Omega-3 fatty acids such as DHA and EPA provide a variety of health benefits for expectant mothers, including promoting healthy brain and eye development in their babies. The problem, say researchers in Canada, is that women who are pregnant and nursing simply aren’t eating enough of these healthy fats.
Using data from the long-term Alberta Pregnancy Outcomes and Nutrition (APRON) study, scientists from the University of Alberta and the University of Calgary were able to determine recently that less than 30 percent of pregnant women and only a quarter of new mothers are consuming the daily amount of Omega-3s recommended by leading health experts—typically at least 500 mg total Omega-3 fats, including at least 200 mg of DHA.
The ongoing study involves more than 2,000 women and centers on the relationship between maternal nutrition and healthy child development. For this particular research, scientists focused on just under a third of the participants and found that regardless of income, location, and other factors, the majority of women failed to get enough beneficial Omega-3s in their diets. When they did consume the beneficial fats, they came mostly from seafood—salmon in particular.
Interestingly, pregnant and nursing women who reported taking a DHA fish oil supplement were up to 11 percent more likely to meet the daily Omega-3 recommendations. Researchers hope the results of the study, published in the journal Applied Physiology, Nutrition, and Metabolism, will increase awareness about the benefits of Omega-3s during and after pregnancy.
Irritable bowel syndrome affects millions of Americans every day, and April is a time to take action. All month long healthcare providers and communities nationwide will be working together to help raise awareness about IBS, how it is diagnosed, and how to improve the quality of life for those suffering from the condition.
While the cause of IBS is still largely unknown, symptoms often include some combination of abdominal pain, gas, bloating, and diarrhea and/or constipation. If you or someone you know is living with IBS, here are 10 tips for improving bowel health:
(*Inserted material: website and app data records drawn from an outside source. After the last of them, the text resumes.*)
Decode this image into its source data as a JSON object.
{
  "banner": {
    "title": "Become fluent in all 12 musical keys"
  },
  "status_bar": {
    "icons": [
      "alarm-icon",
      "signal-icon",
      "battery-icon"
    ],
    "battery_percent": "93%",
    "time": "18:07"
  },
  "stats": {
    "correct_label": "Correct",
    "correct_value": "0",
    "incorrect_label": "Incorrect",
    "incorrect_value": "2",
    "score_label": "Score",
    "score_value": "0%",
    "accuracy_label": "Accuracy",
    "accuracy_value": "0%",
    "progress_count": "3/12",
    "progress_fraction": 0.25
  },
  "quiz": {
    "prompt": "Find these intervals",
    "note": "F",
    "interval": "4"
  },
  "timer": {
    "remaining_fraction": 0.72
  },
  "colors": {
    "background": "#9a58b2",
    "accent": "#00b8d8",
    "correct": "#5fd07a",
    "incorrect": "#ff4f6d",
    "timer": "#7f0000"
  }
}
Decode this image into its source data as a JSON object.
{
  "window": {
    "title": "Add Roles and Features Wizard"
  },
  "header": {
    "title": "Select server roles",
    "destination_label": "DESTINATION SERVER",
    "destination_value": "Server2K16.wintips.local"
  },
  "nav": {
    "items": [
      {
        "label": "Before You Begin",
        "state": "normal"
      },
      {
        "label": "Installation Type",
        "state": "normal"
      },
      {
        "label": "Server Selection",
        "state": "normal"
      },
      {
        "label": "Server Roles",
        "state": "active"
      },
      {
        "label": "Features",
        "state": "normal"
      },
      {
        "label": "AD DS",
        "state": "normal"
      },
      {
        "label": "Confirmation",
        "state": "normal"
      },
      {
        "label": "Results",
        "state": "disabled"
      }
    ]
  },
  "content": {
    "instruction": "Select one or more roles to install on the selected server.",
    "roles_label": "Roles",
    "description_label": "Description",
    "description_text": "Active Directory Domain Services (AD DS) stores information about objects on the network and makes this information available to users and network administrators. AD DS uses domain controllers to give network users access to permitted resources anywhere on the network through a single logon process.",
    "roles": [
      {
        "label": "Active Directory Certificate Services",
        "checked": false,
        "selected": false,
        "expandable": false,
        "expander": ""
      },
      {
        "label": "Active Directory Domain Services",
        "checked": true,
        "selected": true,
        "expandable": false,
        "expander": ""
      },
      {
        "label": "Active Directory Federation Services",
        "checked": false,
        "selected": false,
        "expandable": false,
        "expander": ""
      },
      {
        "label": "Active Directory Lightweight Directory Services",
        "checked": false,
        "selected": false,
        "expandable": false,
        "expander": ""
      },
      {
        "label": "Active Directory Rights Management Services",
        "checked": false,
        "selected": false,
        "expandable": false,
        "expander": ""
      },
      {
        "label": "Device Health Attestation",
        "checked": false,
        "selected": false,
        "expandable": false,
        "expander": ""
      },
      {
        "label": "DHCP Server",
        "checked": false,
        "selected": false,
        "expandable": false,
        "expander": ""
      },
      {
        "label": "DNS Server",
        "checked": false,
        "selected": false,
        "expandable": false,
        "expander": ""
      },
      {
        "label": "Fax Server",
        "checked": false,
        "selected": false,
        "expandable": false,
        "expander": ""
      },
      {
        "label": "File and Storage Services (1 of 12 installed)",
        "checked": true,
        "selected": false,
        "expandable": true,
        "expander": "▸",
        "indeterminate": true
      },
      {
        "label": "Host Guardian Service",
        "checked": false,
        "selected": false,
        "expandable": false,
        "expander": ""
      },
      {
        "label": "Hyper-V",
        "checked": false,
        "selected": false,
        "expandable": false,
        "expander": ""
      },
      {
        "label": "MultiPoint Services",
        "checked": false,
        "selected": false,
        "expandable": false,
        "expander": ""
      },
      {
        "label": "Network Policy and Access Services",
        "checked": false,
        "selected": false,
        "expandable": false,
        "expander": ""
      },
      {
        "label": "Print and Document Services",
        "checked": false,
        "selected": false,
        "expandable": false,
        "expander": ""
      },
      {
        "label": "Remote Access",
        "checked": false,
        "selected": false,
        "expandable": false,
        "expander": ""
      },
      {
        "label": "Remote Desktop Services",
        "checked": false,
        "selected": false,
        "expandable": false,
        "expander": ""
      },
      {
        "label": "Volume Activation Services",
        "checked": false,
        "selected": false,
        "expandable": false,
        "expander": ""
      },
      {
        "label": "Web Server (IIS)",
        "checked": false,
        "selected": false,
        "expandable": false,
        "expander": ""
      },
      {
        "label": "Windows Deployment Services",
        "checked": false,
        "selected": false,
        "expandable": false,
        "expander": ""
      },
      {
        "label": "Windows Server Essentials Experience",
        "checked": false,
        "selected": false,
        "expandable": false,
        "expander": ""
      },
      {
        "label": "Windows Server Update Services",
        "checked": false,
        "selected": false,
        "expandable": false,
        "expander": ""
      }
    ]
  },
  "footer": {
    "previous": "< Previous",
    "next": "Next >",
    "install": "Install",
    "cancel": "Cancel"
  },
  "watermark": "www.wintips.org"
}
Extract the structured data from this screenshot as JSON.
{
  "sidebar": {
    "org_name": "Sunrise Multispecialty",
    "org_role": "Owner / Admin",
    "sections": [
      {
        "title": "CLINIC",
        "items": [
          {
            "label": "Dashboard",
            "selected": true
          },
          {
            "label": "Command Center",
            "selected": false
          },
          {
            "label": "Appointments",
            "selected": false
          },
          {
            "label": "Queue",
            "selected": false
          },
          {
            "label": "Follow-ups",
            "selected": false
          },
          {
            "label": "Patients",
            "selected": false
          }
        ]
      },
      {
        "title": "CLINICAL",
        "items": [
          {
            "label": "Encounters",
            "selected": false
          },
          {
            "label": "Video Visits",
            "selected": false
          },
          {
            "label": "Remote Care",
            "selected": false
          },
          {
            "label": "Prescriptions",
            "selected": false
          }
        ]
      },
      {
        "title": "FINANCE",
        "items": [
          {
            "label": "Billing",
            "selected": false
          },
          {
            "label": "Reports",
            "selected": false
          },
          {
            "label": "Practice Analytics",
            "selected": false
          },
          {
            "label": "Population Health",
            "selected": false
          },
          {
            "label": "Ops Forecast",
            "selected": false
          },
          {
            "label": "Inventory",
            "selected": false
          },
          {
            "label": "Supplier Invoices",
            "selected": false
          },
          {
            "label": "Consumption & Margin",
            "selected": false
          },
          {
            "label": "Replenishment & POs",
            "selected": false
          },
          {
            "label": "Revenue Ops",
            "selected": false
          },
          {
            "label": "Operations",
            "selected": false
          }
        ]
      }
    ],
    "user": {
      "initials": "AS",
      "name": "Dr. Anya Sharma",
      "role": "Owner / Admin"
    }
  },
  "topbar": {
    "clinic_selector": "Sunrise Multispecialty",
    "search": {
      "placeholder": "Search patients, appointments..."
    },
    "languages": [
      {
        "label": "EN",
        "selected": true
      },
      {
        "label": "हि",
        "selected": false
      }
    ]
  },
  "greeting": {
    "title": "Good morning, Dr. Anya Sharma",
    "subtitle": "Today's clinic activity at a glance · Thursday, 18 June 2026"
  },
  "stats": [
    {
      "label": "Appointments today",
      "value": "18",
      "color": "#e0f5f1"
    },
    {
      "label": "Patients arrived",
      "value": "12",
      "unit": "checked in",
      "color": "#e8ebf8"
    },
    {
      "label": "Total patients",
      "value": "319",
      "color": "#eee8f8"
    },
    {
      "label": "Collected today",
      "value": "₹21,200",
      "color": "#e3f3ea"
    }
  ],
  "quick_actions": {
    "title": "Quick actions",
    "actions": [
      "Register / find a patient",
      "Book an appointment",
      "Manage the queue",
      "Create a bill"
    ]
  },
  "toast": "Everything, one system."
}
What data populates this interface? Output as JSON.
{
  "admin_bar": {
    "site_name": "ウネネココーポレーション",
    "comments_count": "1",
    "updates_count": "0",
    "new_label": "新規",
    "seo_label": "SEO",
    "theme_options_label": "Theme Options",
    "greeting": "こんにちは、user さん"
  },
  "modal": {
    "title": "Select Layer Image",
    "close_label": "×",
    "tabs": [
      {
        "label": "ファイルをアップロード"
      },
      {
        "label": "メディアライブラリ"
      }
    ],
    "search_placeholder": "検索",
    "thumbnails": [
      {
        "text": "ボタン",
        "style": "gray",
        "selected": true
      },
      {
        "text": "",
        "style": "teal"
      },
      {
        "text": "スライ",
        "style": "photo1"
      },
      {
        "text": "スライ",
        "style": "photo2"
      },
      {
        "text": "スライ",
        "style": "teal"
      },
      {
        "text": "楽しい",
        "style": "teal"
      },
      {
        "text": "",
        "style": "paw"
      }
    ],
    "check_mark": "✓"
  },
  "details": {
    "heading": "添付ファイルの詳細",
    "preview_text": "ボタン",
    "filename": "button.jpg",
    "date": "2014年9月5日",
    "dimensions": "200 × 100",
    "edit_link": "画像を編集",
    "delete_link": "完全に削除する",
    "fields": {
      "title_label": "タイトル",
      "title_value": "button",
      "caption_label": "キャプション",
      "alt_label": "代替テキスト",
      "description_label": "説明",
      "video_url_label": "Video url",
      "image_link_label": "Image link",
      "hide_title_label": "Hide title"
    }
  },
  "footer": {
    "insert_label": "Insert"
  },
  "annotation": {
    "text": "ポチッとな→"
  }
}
- Add More Fiber. Fiber supports healthy digestive function by helping to absorb and eliminate toxins in the colon that may aggravate IBS symptoms.‡
- Limit Fried and Fatty Foods. Fried foods and certain fatty meats may contribute to IBS. Be sure to consume these types of foods in moderation.
- Cut Back on Caffeine. Highly caffeinated foods and beverages (such as coffee, tea, soda and chocolate) have been shown to worsen IBS symptoms.
- Avoid Foods High in Sulfur. Some foods that are healthy—including veggies such as Brussels sprouts, cabbage, onions, and broccoli—are high in sulfur and may actually trigger IBS symptoms. Opt for low-sulfur veggies instead.
- Don’t Rule Out Food Sensitivity. IBS symptoms may stem from an underlying food sensitivity; the two most common are gluten and dairy. A gluten-free diet, dairy-free diet (or both) may help improve IBS symptoms in some people.
- Be Kind to Your Digestive Tract. Many herbs and natural ingredients such as marshmallow root, slippery elm, and the amino acid L-glutamine have been found to help nourish and soothe the intestinal tract and bowel.‡
- Promote Balance with Probiotics. Eating more probiotic foods helps maintain a balanced internal environment and supports optimal digestion and bowel health.‡
- Drink Plenty of Water. Drinking plenty of water (at least half your body weight in ounces every day) helps flush out toxins and other harmful microbes that may be causing IBS symptoms.
- Consider Colon Hydrotherapy. IBS sufferers—especially those with severe symptoms—may find that natural colon hydrotherapy helps cleanse the system and improve digestive health and elimination.
- Stay Informed with the IBS Information App. The International Foundation for Functional Gastrointestinal Disorders (IFFGD) provides a mobile app to help people learn more about IBS. IBS Info is available for use on iOS and Android platforms.